EXERCISE REQUIREMENTS: The number of lines holding "price" is all you should give; count them in the records below.

Start of SOURCE INFORMATION

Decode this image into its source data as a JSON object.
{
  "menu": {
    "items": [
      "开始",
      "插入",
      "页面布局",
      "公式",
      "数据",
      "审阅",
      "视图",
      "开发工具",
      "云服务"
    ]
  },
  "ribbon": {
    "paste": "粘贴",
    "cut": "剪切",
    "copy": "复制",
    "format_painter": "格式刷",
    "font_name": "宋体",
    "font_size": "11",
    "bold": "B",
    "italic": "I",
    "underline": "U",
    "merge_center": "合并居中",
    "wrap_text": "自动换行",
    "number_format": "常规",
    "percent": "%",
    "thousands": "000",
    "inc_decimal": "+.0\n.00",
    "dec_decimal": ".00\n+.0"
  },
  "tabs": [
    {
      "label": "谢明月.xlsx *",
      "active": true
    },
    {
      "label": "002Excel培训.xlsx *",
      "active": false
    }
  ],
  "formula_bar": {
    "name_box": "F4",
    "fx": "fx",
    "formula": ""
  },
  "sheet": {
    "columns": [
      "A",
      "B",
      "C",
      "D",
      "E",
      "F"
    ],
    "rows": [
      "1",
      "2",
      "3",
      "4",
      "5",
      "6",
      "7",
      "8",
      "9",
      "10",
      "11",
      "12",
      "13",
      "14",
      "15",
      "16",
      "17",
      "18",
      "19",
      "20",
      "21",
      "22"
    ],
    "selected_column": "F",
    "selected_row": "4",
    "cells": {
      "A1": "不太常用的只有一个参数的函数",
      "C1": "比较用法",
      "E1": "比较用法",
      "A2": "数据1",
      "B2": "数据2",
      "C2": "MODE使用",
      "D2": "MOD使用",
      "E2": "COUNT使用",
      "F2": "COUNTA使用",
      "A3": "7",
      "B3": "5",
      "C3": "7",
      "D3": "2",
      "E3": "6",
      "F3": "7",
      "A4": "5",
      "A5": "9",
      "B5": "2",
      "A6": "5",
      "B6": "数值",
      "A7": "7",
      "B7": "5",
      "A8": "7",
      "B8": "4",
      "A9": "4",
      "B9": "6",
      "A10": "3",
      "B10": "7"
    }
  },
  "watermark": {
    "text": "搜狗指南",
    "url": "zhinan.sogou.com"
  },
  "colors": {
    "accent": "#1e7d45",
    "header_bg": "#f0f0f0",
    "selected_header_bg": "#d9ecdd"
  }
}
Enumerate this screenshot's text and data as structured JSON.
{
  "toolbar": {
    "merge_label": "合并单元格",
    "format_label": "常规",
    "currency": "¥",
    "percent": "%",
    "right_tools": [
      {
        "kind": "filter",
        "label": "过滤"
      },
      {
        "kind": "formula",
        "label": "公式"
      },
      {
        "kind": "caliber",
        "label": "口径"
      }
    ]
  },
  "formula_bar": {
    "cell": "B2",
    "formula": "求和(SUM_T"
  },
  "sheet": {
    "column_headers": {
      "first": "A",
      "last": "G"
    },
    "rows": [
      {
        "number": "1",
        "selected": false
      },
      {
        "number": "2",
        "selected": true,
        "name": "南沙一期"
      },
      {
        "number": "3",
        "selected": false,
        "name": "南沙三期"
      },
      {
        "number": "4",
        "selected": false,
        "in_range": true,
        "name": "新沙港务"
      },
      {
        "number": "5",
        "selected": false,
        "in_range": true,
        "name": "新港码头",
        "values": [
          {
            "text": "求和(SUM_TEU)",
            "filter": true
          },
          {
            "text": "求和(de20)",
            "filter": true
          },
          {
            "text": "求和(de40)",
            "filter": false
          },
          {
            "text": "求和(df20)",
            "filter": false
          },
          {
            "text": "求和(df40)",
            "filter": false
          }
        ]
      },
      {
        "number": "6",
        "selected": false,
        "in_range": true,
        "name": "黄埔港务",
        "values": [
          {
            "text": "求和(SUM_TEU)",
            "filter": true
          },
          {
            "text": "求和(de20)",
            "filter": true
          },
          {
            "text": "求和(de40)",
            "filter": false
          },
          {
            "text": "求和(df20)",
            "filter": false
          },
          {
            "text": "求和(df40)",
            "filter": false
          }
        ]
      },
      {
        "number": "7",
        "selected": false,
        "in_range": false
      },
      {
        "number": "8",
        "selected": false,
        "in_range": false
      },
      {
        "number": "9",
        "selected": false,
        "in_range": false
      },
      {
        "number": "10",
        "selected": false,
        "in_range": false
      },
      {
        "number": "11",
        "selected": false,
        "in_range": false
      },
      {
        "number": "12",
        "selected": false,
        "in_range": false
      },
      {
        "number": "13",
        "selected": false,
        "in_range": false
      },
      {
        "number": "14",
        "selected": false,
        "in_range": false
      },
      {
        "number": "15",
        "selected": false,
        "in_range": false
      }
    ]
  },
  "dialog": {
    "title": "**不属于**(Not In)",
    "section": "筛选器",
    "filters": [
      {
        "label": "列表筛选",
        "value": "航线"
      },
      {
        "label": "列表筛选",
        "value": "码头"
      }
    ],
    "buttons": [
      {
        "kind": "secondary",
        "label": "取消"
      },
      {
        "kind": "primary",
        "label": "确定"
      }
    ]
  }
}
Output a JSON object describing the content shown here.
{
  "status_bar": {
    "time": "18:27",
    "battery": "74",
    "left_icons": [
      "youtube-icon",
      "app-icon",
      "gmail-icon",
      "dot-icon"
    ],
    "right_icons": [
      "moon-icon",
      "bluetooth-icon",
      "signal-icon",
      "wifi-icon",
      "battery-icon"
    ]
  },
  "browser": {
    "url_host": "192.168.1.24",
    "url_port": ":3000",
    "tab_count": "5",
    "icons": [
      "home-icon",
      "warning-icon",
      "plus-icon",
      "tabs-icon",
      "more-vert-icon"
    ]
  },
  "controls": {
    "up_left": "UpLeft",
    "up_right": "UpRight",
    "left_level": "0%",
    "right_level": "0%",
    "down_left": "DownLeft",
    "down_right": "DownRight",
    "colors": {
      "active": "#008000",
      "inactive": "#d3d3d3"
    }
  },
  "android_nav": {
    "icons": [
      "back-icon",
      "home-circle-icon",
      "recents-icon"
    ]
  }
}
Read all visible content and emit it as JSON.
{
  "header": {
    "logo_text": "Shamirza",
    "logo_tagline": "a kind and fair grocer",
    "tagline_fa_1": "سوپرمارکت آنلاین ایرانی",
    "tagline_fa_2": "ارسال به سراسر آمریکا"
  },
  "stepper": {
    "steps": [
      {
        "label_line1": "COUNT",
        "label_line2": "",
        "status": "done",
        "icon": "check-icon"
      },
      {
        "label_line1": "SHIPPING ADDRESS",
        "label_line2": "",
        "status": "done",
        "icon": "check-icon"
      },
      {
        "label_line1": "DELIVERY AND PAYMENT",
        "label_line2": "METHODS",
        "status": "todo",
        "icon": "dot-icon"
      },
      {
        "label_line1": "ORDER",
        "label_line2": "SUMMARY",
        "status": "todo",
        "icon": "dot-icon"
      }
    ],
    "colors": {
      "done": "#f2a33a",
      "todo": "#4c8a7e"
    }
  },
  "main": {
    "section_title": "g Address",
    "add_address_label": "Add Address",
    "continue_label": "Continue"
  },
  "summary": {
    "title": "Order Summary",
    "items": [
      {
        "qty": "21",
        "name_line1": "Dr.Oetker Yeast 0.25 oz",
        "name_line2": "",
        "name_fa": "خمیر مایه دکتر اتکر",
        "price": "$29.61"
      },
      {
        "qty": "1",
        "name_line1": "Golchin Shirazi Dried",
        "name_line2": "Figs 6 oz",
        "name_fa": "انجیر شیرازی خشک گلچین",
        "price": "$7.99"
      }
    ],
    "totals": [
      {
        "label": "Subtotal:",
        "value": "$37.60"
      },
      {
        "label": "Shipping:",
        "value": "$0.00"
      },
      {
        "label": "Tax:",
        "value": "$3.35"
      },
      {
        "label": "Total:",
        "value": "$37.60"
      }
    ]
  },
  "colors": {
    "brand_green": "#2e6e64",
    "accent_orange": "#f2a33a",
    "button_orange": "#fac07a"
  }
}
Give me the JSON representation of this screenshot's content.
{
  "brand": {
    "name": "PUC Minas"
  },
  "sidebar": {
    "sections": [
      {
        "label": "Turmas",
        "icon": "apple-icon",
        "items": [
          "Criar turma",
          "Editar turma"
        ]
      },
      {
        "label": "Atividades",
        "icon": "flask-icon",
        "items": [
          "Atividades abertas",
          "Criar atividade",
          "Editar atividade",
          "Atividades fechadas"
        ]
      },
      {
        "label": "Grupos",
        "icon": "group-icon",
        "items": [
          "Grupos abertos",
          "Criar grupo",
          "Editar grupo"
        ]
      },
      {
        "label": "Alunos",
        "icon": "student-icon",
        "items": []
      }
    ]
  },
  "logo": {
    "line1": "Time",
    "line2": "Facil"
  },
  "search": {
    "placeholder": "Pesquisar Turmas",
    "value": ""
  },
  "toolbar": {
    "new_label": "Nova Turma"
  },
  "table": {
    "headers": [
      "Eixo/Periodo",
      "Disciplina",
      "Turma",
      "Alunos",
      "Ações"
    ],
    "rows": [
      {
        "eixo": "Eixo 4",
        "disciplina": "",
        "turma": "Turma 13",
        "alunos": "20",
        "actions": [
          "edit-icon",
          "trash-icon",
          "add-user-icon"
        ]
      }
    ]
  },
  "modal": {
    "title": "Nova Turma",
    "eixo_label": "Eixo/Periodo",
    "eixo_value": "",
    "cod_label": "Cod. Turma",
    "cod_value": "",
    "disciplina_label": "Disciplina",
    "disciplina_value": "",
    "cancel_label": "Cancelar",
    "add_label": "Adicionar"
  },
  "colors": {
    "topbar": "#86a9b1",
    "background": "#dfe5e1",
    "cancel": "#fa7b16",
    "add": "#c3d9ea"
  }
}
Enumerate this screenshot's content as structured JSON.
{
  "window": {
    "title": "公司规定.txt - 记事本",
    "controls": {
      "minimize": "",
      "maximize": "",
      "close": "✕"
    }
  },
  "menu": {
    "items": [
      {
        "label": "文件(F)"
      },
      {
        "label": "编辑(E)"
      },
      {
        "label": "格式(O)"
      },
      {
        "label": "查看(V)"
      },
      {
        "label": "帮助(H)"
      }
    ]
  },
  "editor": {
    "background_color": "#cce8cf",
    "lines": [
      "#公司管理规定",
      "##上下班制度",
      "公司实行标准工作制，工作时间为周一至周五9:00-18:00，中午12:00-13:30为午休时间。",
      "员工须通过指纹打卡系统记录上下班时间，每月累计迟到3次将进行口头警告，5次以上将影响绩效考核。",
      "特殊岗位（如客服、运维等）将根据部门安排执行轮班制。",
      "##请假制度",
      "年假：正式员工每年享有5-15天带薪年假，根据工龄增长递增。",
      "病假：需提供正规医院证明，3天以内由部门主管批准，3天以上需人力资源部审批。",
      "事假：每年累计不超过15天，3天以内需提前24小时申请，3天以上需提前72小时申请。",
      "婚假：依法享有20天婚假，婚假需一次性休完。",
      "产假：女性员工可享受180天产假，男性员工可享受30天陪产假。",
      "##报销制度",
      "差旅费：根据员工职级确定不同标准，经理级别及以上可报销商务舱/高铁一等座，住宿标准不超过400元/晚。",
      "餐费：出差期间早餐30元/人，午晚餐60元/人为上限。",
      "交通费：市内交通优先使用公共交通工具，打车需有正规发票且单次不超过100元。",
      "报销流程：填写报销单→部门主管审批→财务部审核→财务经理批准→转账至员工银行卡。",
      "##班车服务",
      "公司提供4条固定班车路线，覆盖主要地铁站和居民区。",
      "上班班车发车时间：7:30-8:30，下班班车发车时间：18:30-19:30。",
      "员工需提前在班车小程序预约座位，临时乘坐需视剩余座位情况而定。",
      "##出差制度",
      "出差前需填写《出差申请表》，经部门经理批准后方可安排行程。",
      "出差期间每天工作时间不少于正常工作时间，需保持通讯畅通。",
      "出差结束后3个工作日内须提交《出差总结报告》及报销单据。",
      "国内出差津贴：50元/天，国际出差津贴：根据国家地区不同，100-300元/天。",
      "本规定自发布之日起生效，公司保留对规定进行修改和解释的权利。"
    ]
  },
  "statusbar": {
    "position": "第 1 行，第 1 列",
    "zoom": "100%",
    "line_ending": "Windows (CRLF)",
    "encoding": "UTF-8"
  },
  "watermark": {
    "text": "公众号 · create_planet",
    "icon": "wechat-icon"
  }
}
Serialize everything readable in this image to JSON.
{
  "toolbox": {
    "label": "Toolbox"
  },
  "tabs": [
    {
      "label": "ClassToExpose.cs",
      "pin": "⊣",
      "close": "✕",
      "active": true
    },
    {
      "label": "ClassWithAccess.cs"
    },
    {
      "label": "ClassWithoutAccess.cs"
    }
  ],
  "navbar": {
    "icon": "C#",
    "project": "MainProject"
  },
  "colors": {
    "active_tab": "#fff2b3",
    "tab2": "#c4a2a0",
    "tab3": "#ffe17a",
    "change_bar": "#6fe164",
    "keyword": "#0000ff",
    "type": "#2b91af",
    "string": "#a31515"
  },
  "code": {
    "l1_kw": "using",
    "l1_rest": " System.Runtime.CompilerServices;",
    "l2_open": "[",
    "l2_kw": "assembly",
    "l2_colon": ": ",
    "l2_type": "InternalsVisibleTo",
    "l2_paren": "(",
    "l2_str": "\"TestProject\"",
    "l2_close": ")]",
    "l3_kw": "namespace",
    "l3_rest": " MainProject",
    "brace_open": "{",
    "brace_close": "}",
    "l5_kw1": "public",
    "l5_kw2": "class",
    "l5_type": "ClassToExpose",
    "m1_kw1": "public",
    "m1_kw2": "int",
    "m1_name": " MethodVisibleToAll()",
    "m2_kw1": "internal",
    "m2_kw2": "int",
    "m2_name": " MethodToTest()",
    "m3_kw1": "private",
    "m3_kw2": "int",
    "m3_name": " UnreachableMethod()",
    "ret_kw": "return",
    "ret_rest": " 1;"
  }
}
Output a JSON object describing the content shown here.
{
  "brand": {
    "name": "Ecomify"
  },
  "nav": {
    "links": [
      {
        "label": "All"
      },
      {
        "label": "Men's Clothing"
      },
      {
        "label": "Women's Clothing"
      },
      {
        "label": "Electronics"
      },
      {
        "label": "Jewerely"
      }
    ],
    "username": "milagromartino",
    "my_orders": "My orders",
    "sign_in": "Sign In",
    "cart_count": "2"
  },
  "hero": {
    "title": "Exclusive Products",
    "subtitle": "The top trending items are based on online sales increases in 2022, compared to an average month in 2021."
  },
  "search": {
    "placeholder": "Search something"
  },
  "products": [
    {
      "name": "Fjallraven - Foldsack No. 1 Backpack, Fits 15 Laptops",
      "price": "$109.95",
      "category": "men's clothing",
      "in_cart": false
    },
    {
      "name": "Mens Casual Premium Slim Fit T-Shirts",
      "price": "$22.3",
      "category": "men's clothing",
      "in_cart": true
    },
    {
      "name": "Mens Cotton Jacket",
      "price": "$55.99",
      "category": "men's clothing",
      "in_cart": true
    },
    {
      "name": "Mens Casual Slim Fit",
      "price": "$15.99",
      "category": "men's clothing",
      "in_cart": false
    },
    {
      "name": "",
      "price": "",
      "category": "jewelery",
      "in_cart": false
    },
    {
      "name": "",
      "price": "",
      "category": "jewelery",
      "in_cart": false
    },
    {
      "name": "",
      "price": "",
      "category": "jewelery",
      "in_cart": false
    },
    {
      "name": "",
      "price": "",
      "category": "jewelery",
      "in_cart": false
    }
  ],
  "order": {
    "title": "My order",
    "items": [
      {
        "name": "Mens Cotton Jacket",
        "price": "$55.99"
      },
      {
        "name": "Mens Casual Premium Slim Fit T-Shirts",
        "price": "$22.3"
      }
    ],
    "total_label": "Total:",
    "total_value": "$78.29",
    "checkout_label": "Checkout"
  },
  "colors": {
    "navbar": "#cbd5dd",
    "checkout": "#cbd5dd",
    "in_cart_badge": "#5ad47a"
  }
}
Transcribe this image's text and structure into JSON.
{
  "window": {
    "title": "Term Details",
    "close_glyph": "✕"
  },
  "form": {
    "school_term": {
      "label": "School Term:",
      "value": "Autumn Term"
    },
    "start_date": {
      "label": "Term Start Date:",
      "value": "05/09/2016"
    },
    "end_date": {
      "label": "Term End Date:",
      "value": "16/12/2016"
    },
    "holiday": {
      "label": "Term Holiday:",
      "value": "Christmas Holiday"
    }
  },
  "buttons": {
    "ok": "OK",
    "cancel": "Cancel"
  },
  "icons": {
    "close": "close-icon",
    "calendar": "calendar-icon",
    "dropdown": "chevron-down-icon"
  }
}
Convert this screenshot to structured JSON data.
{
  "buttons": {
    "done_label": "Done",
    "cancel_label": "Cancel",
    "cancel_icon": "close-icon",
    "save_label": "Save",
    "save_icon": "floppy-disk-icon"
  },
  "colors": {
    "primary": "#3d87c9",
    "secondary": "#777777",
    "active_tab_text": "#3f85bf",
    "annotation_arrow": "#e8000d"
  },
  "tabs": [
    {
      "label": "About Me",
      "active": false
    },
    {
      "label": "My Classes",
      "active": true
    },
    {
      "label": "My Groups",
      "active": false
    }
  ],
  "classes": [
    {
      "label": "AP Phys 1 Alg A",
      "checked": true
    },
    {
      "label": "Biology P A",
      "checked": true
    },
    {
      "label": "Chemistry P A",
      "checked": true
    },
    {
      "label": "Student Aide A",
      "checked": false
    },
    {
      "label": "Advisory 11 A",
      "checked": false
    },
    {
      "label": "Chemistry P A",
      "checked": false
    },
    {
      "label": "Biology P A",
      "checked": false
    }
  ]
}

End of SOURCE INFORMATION

ANSWER TO THIS TASK: 12